Records from a dataset
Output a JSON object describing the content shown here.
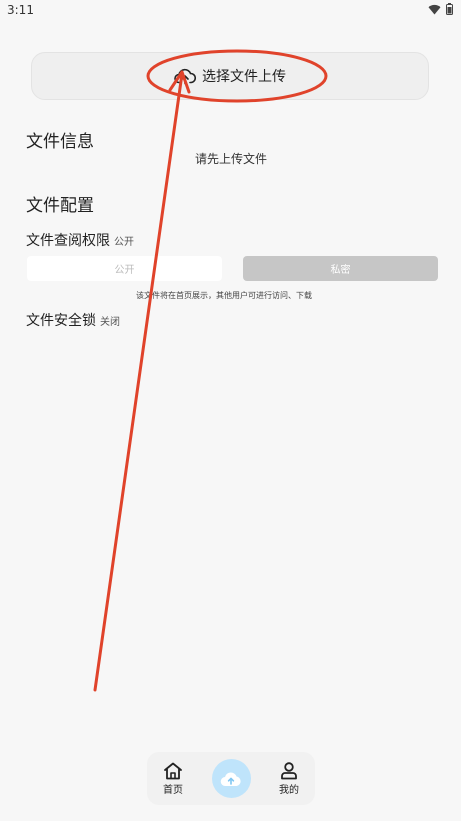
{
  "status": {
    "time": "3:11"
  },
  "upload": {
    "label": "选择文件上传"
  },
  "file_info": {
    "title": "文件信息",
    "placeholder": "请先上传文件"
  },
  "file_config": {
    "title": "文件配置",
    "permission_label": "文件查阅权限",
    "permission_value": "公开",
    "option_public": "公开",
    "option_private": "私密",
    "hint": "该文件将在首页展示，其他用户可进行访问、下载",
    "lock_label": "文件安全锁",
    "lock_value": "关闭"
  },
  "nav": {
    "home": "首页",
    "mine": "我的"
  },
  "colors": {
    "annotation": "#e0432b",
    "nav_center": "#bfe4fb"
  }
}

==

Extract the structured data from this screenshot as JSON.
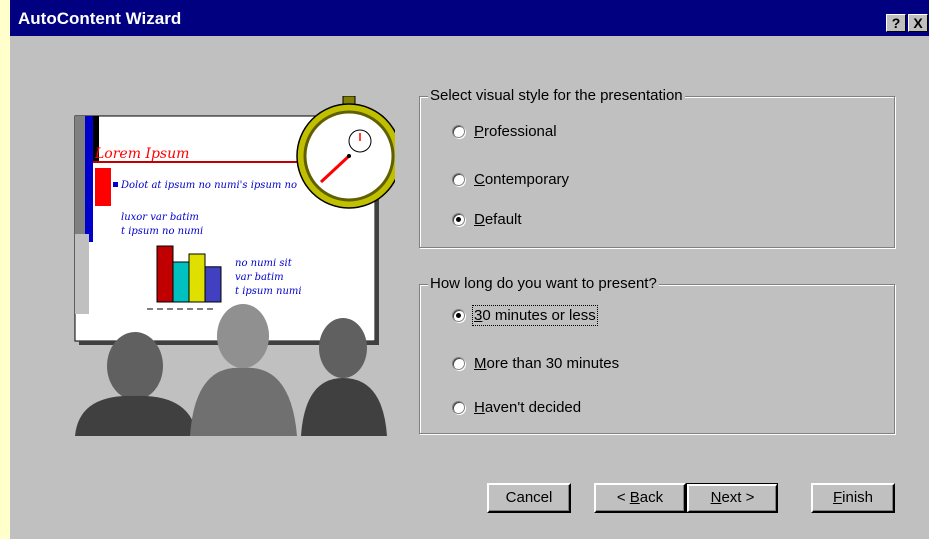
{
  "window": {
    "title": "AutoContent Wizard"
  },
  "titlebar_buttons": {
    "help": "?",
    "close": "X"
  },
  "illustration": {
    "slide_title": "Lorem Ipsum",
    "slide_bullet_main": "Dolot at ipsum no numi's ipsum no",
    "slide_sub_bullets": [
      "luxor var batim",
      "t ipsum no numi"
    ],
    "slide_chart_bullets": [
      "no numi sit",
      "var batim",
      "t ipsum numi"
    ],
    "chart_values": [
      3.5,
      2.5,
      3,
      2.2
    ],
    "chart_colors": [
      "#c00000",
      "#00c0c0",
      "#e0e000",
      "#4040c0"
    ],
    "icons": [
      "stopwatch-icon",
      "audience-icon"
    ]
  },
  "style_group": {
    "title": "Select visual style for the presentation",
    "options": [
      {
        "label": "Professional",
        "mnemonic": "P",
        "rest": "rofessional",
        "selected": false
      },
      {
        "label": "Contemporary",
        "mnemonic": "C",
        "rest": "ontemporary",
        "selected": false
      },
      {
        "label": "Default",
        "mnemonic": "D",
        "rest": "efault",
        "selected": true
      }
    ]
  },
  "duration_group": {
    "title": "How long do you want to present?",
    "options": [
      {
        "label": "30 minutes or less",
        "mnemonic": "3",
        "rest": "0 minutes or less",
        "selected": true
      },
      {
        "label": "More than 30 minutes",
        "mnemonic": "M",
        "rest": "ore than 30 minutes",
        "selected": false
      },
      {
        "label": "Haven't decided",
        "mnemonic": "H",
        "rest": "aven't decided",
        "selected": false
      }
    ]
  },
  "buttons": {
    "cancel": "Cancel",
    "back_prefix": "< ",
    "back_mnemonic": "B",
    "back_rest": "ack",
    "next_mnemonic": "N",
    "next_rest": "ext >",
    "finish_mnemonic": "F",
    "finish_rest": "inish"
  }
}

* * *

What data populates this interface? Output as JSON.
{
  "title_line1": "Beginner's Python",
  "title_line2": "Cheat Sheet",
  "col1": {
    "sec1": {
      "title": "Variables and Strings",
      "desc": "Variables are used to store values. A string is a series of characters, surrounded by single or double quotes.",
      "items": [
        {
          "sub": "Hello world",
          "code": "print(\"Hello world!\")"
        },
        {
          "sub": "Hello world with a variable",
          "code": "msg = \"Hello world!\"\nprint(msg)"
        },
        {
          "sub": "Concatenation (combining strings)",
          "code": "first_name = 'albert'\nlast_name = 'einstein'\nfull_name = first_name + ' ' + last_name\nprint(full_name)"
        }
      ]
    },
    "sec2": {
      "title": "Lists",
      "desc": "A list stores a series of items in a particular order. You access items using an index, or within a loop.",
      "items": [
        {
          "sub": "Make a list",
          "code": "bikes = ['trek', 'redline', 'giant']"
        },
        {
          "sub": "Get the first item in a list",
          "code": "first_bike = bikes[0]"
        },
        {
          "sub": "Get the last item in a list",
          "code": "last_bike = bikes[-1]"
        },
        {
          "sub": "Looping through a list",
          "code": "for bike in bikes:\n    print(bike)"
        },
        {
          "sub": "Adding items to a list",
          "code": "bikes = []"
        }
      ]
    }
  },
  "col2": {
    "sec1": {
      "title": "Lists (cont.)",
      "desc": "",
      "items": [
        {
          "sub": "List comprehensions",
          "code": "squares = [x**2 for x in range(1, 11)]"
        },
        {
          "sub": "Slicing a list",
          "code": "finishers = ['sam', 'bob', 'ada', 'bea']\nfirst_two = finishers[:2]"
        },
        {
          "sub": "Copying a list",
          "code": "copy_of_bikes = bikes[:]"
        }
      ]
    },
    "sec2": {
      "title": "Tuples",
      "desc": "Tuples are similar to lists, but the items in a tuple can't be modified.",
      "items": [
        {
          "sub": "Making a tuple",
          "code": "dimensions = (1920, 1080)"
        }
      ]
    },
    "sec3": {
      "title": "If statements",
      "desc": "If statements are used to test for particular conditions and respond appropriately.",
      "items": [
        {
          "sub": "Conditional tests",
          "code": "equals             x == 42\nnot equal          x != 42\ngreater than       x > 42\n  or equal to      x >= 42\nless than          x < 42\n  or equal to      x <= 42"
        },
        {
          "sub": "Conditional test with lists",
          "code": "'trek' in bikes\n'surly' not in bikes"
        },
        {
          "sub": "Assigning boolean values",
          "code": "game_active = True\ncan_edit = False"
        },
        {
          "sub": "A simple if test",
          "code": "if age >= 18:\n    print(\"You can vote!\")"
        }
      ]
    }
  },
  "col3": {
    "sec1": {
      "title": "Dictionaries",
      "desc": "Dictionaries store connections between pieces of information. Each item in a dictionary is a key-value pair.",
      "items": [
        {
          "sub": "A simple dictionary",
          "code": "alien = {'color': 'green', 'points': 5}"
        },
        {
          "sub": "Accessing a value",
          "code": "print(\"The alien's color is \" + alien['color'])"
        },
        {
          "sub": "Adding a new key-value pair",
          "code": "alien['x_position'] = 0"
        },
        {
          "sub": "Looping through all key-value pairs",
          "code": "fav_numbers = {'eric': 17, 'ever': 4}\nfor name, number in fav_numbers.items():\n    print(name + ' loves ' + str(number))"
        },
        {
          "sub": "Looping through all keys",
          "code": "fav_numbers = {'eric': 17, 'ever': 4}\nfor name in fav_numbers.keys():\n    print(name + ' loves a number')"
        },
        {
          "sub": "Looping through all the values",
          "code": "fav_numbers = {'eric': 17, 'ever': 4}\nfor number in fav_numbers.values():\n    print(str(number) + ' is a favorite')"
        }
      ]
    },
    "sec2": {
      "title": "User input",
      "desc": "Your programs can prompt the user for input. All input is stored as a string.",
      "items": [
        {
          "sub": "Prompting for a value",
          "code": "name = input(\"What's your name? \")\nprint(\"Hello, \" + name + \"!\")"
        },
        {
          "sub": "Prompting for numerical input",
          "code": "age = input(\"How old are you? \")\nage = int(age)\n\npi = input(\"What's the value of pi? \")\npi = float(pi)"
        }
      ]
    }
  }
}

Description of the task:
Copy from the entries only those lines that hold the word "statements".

Solution:
      "title": "If statements",
      "desc": "If statements are used to test for particular conditions and respond appropriately.",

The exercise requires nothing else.